The federal minimum wage gradually would rise to $10.10 per hour from its current $7.25, and then see automatic annual increases linked to changes in cost of living, under a bill introduced today by U.S. Sen. Tom Harkin, D-Iowa, and Rep. George Miller, D-Martinez.
The Fair Minimum Wage Act of 2013 also would gradually raise the minimum wage for tipped workers – now at $2.13 an hour – for the first time in more than 20 years, bringing it to 70 percent of the regular minimum wage. The bill comes three weeks after President Obama highlighted increasing the minimum wage in his State of the Union address.
“Income inequality is one of the greatest threats to America’s long-term economic vitality, yet we are widening that inequality with wages that subject people to live in poverty,” Miller said in a news release. “Even during a so-called ‘golden age of corporate profits,’ millions of working families are falling behind because their paychecks aren’t keeping up. That’s immoral and that’s undermining our economy.”

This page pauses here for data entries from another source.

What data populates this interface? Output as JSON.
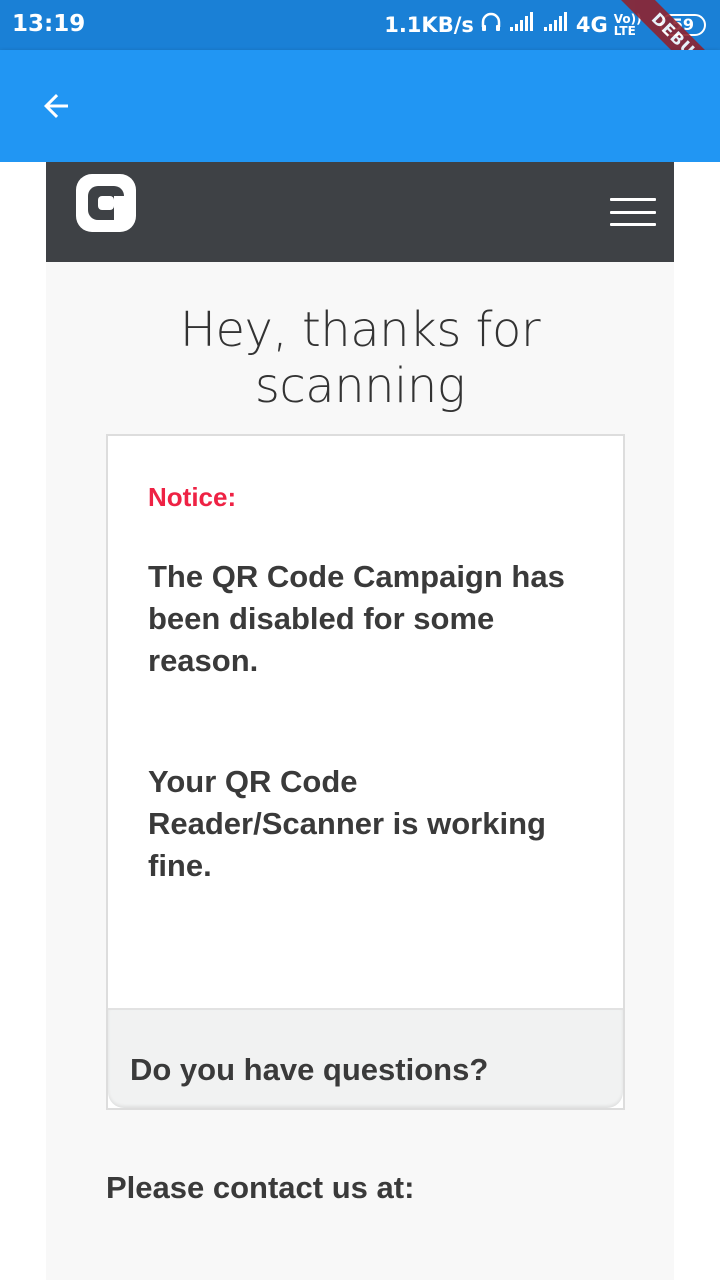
{
  "status_bar": {
    "time": "13:19",
    "speed": "1.1KB/s",
    "network": "4G",
    "volte": "Vo)) LTE",
    "battery": "59"
  },
  "debug_banner": "DEBUG",
  "app_bar": {
    "back_icon": "arrow-back-icon"
  },
  "site": {
    "logo_icon": "brand-logo-icon",
    "menu_icon": "hamburger-menu-icon",
    "hero_title_line1": "Hey, thanks for",
    "hero_title_line2": "scanning",
    "card": {
      "notice_label": "Notice:",
      "paragraph1": "The QR Code Campaign has been disabled for some reason.",
      "paragraph2": "Your QR Code Reader/Scanner is working fine.",
      "footer": "Do you have questions?"
    },
    "contact": "Please contact us at:"
  },
  "colors": {
    "status_bar": "#1a80d6",
    "app_bar": "#2196f3",
    "site_header": "#3e4145",
    "notice": "#ee2244",
    "body_text": "#3a3a3a"
  }
}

Raising the minimum wage is especially important for working women, who make up a disproportionate share of minimum-wage workers today, Miller added. “As we mark Women’s History Month, we should ensure that working women and families don’t fall into poverty even though they work for a living. It’s time for them to get a raise. It’s time to grow our economy from the bottom up. It’s time for $10.10.”
The lawmakers were joined at today’s Capitol Hill news conference by Margot Dorfman, CEO of the U.S. Women’s Chamber of Commerce; Andy Shallal, owner of several Washington-area restaurants; Amie Crawford, a Chicago fast-food worker; and Gregory Reynoso, a New York pizza delivery driver, who discussed why raising the minimum wage is good for both the economy and for working families.
Congressional conservatives are sure to oppose the bill, contending it will be a job-killer.
“This ill-conceived and dangerous wage hike bill would be a disaster for the entry-level labor market,” Michael Saltsman, research director at the conservative Employment Policies Institute, said in a news release. “It would harm the employment prospects of thousands of entry-level and low-skill employees while failing to reduce poverty or boost the economy.”
But Miller and Harkin contend that’s not true, and note the minimum wage has lost more than 30 percent of its buying power since its peak in 1968; if it had kept up with inflation since then, it would be worth approximately $10.56 per hour today. The minimum wage today pays only $15,000 per year, which is $3,000 below the poverty level for a family of three; this bill would boost the minimum wage to $21,000, lifting families above the poverty line.
The lawmakers say more than 30 million American workers will get a raise under their bill; more than half of whom are women, and 88 percent are adults. And they say increasing the minimum wage to $10.10 per hour will increase the Gross Domestic Product by nearly $33 billion over three years as workers spend their raises in their local businesses and communities; that economic activity will generate 140,000 new jobs over those three years, they say.
Miller – the ranking Democrat on the House Committee on Education and the Workforce – has championed increases to the federal minimum wage for years. He was the House author of the 2007 bill that increased the minimum wage to $7.25 after 10 years without any increases, and he led more than 100 House Democrats in introducing a bill last summer that would’ve brought it to $9.80 per hour; that 2012 bill was never heard in committee.
Harkin chairs the Senate Health, Education, Labor, And Pensions Committee.